## About this exercise
Copy out all lines of the material below in which "Meal" occurs.
Stored data START
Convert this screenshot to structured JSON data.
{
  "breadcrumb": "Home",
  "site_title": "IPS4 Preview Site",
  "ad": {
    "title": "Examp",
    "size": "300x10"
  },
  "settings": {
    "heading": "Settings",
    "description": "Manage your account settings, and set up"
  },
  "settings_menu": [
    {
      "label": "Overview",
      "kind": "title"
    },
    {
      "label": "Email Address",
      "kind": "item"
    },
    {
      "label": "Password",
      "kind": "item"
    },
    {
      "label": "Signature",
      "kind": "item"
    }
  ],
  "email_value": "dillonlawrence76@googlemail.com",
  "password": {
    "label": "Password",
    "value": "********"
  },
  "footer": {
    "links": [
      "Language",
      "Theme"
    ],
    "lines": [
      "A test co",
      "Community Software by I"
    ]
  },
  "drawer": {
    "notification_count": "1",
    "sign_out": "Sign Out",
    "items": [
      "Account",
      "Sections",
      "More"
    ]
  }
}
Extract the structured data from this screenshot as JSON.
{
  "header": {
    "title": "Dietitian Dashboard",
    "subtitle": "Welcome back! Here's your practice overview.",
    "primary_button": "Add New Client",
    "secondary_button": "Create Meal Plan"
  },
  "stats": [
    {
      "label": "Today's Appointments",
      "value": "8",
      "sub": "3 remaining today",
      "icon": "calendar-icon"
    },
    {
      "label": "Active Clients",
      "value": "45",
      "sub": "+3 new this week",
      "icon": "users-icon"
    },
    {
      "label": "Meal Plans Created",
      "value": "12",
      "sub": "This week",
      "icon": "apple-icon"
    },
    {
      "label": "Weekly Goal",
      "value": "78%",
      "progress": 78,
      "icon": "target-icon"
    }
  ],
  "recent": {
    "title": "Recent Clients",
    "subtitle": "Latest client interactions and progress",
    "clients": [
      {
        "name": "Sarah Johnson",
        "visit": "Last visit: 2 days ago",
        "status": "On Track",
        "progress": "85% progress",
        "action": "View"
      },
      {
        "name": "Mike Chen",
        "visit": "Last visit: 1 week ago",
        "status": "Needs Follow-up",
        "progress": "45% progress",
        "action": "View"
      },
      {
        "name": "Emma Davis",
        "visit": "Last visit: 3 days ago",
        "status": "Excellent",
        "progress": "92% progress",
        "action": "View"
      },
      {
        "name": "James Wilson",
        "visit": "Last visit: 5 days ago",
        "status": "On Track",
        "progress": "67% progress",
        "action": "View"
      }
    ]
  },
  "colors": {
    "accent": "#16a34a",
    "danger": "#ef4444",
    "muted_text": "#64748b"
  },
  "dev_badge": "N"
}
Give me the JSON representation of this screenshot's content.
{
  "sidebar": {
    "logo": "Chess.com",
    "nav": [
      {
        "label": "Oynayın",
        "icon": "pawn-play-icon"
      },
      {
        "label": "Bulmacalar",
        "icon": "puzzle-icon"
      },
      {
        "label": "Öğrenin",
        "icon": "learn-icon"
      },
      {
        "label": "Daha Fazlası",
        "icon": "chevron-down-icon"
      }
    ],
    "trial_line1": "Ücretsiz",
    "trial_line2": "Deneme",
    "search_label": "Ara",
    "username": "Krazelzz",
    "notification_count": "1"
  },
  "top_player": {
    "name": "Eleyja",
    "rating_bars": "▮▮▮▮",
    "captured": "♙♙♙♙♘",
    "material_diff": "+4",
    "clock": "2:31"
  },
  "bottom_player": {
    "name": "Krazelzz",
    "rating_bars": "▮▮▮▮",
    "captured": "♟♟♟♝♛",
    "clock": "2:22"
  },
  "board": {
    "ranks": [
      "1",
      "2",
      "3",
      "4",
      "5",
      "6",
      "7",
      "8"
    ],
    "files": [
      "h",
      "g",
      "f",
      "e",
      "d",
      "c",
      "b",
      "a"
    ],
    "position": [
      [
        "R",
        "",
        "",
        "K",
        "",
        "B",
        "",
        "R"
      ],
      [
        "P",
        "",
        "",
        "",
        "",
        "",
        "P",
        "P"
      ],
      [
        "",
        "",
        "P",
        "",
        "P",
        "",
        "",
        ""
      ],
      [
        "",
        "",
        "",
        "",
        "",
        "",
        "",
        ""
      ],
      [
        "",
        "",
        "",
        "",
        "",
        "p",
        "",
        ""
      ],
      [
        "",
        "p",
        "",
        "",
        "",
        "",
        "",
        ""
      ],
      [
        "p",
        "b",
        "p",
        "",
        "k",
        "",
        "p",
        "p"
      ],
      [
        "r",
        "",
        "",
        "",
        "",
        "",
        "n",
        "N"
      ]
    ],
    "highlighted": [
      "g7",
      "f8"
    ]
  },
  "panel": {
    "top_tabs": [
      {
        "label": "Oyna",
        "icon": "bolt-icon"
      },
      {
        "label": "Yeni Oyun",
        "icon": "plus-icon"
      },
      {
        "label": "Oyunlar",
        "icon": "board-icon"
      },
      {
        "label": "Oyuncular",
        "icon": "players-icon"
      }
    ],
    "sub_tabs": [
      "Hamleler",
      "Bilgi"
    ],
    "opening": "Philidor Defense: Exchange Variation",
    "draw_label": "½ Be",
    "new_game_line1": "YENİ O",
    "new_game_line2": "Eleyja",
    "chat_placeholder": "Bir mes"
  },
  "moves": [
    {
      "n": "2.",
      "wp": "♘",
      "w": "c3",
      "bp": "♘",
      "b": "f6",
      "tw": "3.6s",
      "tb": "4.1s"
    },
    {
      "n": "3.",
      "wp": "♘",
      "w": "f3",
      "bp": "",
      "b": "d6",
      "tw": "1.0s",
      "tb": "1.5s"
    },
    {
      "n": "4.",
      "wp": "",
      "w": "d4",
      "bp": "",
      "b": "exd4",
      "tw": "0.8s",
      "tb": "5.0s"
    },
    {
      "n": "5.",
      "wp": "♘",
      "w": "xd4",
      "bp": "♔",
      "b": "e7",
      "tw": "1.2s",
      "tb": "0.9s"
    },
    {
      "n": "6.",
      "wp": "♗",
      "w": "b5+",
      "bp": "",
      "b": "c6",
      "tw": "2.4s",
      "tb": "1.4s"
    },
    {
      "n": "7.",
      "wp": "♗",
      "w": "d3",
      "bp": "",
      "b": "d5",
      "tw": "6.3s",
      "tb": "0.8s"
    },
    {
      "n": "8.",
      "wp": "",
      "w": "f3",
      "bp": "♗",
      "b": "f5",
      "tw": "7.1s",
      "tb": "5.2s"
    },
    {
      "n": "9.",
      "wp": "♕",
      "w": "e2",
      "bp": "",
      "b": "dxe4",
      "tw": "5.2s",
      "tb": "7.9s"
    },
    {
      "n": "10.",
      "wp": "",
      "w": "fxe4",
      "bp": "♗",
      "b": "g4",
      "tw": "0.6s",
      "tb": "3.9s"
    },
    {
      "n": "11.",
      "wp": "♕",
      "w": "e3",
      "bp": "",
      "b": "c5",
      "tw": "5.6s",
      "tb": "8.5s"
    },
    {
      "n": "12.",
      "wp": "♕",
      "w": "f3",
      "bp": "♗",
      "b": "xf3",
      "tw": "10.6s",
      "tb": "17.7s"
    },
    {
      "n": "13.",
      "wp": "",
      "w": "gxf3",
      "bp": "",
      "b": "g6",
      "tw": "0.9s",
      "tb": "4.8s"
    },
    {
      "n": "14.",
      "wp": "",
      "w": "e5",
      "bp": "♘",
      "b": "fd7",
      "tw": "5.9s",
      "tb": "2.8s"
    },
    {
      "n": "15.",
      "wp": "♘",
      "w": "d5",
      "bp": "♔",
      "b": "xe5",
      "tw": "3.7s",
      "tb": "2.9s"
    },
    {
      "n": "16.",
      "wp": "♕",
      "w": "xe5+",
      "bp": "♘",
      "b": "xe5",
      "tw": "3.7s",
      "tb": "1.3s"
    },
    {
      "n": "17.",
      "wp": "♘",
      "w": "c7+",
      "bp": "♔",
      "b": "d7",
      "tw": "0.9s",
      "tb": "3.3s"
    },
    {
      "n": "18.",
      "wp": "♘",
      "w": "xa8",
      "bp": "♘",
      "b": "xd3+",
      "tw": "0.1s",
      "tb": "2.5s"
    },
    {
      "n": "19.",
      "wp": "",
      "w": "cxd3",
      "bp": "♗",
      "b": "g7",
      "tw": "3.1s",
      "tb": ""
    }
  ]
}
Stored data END
## Response
    "secondary_button": "Create Meal Plan"
      "label": "Meal Plans Created",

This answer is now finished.